  • Draxius Redeemed by Brian Dorsey
  • Burnsides Killer by Timothy Ellis

Best Author – Fantasy Novel

  • Son of the Black Sword by Larry Correia
  • The Aeronaut’s Windlass by Jim Butcher
  • Cold Iron by Stina Leicht

Best Author – SciFi Novel

  • Angles of Attack by Marko Kloos
  • Oncoming Storm by Christopher Nuttall
  • An Ancient Peace by Tanya Huff

H. Beam Piper Memorial Award

  • Angles of Attack by Marko Kloos
  • Riding Redemption by Joile Mason
  • Son of the Black Sword by Larry Correia

Unable to find the rest of the winners anywhere online, I wrote to several people who might know. The chair of MantiCon courteously answered my email and said she would try to track down the information. When I followed up a couple of weeks later she still hadn’t located anyone who knew.

Just the same, MantiCon is already publicizing the second round of awards. The con is coming up on May 26-28.

Also, join us for the second annual nominations of the Rampant Manticore Award for Literary Military Fiction, Science Fiction and Fantasy, featuring the H. Beam Piper Memorial Award for Best Author in the Category of Literary Military Fiction, Science Fiction, and Fantasy!

If nothing else, we know the Rampant Manticore is a handsome little award in the shape of a crystal book, bearing the crest of the Royal Manticoran Navy.

photo by Marko Kloos

Women in Sci-Fi Storybundle Available

Kristine Kathryn Rusch has organized a Women in Sci-Fi Storybundle. Pay what you like and get five books. Pay more than $15 and unlock five more books.

Rusch is justly proud –

The women writers in this bundle have written or worked in science fiction for a cumulative 240 years. They have written every kind of sf, from space opera to hard science fiction. They’re all award nominees. Some of them are award winners. They’ve written dozens of bestselling novels. Many of the women in this bundle have written Star Trek tie-in novels. Others have written for popular games. And of course, we’ve written in their own universes. They’re here to share their universes with you.

“I am kinda awed by all of the company,” says participating author Cat Rambo, “and love the fact that Mike Resnick is included in the bundle. He’s been a bit droll about it.” (Resnick and Janis Ian co-edited an anthology in the bundle.)

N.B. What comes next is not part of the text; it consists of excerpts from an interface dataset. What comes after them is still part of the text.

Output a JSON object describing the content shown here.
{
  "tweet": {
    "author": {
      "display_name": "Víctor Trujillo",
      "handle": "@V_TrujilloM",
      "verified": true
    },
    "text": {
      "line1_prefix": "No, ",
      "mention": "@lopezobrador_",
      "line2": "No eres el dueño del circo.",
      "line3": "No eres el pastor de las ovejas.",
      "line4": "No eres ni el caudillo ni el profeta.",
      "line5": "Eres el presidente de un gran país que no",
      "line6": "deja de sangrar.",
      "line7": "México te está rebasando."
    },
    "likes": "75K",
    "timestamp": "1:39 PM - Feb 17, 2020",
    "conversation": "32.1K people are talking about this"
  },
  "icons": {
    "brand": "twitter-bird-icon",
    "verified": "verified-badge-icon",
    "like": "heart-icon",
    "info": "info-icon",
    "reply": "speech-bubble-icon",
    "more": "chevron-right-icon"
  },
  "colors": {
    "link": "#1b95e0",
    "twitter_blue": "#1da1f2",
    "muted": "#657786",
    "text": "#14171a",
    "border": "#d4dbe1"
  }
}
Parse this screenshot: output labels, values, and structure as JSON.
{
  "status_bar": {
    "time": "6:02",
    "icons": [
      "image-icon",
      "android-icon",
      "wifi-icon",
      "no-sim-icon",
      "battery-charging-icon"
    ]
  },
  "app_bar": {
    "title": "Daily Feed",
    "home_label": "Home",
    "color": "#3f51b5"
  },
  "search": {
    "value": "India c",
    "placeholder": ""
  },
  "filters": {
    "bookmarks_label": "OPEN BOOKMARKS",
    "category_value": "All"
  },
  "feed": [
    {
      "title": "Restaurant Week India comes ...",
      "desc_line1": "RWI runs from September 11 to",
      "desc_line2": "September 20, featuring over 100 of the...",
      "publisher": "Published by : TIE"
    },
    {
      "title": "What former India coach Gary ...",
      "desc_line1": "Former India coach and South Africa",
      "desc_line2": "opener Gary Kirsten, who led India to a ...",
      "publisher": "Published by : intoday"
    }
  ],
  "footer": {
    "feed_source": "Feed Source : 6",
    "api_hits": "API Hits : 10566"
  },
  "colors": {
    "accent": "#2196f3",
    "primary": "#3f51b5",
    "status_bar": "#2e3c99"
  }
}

The five works everybody gets in the bundle are

  • The Phoenix Code by Catherine Asaro
  • Crossfire by Nancy Kress
  • Memory by Linda Nagata
  • Near + Far by Cat Rambo
  • Recovering Apollo 8 by Kristine Kathryn Rusch

The five bonus books are –

  • Strong Arm Tactics by Jody Lynn Nye
  • Starfarers by Vonda N. McIntyre
  • The Diving Bundle by Kristine Kathryn Rusch
  • Forgotten Suns by Judith Tarr
  • Stars – The Anthology by Janis Ian and Mike Resnick

There’s no DRM on any of the books.